Settings.  Well, we start off with the asylum which is wonderfully conjured and as events progress we move to London where the streets are thick with fog.  Victorian London has become enamoured with illusionists and Nathaniel finds himself drawn into the spiritualist circles and ultimately led to a new performer at the Egyptian Hall.

In terms of criticisms.  Well, I found myself quite engrossed with this book and it definitely worked it’s charm on me but, I felt like the two different settings were a little disjointed.  That’s probably not very well explained, All I can say is that the change from one setting to the other felt hastily drawn and not as well thought out as the proceeding or following chapters.  I also felt like the ending was a little bit rushed when compared to the pacing for the rest of the story and this just made me feel as though I’d missed something or that maybe something had been cut from the story.  I would also mention that if you have a penchant for fast moving action stories then this doesn’t really fall into that bracket.

Overall though I really enjoyed this.  A story of deception, secrets, lies and the slow descent into madness.  As I mentioned it has a tone reminiscent of the classics.  Collins, Dickens and from amongst more contemporary authors Hill and Waters.  Beautifully written and wonderfully evocative.  A real thought provoker that calls to mind the old saying ‘be careful what you wish for’.


I received a copy through Netgalley, courtesy of the publisher, for which my thanks.  The above is my own opinion.

Waiting on Wednesday: The Crow Garden by Alison Littlewood

“Waiting On Wednesday” is a weekly meme that was created by Breaking the Spine.  Every Wednesday we highlight a book that we’re really looking forward to.  This week my book is : The Crow Garden by Alison Littlewood:
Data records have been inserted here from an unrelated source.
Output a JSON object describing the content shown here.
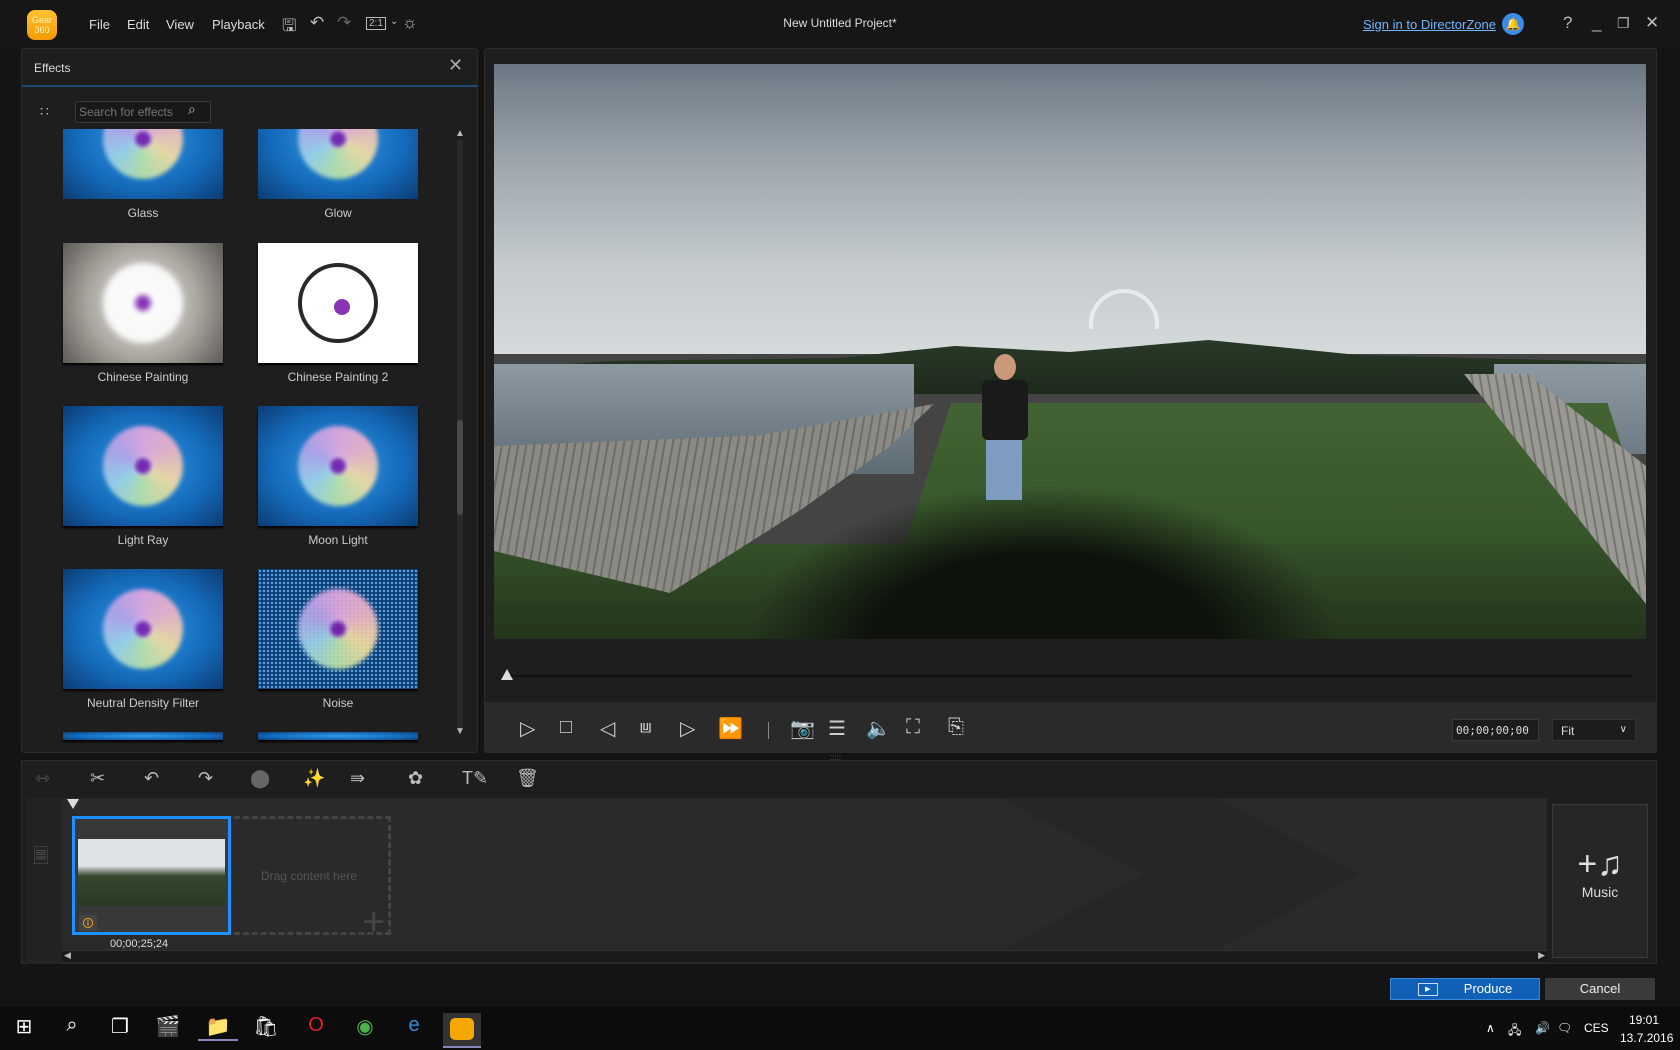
{
  "app": {
    "logo_text": "Gear 360",
    "title": "New Untitled Project*",
    "signin": "Sign in to DirectorZone"
  },
  "menu": [
    "File",
    "Edit",
    "View",
    "Playback"
  ],
  "toolbar": {
    "ratio": "2:1"
  },
  "effects": {
    "title": "Effects",
    "search_placeholder": "Search for effects",
    "items": [
      "Glass",
      "Glow",
      "Chinese Painting",
      "Chinese Painting 2",
      "Light Ray",
      "Moon Light",
      "Neutral Density Filter",
      "Noise"
    ]
  },
  "player": {
    "timecode": "00;00;00;00",
    "zoom": "Fit",
    "progress": 0
  },
  "timeline": {
    "clip_duration": "00;00;25;24",
    "drop_hint": "Drag content here",
    "music_label": "Music"
  },
  "actions": {
    "produce": "Produce",
    "cancel": "Cancel"
  },
  "taskbar": {
    "language": "CES",
    "time": "19:01",
    "date": "13.7.2016"
  },
  "colors": {
    "accent": "#1e90ff",
    "produce": "#1160b8",
    "link": "#6fb6ff"
  }
}
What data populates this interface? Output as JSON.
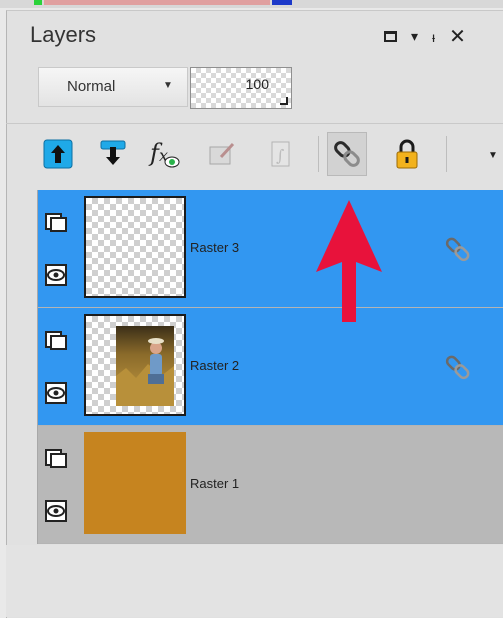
{
  "panel": {
    "title": "Layers"
  },
  "window_controls": {
    "restore": "restore-icon",
    "dropdown": "▾",
    "pin": "ᵻ",
    "close": "✕"
  },
  "properties": {
    "blend_mode": "Normal",
    "opacity": "100"
  },
  "toolbar": {
    "buttons": [
      "move-up-icon",
      "move-down-icon",
      "fx-eye-icon",
      "edit-mask-icon",
      "script-icon",
      "link-icon",
      "lock-icon"
    ],
    "active": "link-icon"
  },
  "layers": [
    {
      "name": "Raster 3",
      "selected": true,
      "linked": true,
      "thumb": "transparent"
    },
    {
      "name": "Raster 2",
      "selected": true,
      "linked": true,
      "thumb": "photo"
    },
    {
      "name": "Raster 1",
      "selected": false,
      "linked": false,
      "thumb": "fill",
      "fill_color": "#c6841f"
    }
  ],
  "colors": {
    "selection": "#3297f1",
    "annotation_arrow": "#e8123b",
    "raster1_fill": "#c6841f"
  }
}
crowgarden‘There’s an amazing sense of place and time in this novel, as Littlewood perfectly captures the literary style, attitudes, and class consciousness of Victorian England’ – Publishers Weekly Susan Hill meets Alfred Hitchcock in Alison Littlewood’s latest chiller: mad-doctor Nathaniel is obsessed with the beautiful Mrs Harleston – but is she truly delusional? Or is she hiding secrets that should never be uncovered …? Haunted by his father’s suicide, Nathaniel Kerner walks away from the highly prestigious life of a consultant to become a mad-doctor. He takes up a position at Crakethorne Asylum, but the proprietor is more interested in phrenology and his growing collection of skulls than the patients’ minds. Nathaniel’s only interesting case is Mrs Victoria Harleston: her husband accuses her of hysteria and delusions – but she accuses him of hiding secrets far more terrible. Nathaniel is increasingly obsessed with Victoria, but when he has her mesmerised, there are unexpected results: Victoria starts hearing voices, the way she used to – her grandmother always claimed they came from beyond the grave – but it also unleashes her own powers of mesmerism …and a desperate need to escape. Increasingly besotted, Nathaniel finds himself caught up in a world of seances and stage mesmerism in his bid to find Victoria and save her. But constantly hanging over him is this warning: that doctors are apt to catch the diseases with which they are surrounded – whether of the body or the mind.

Due October 2017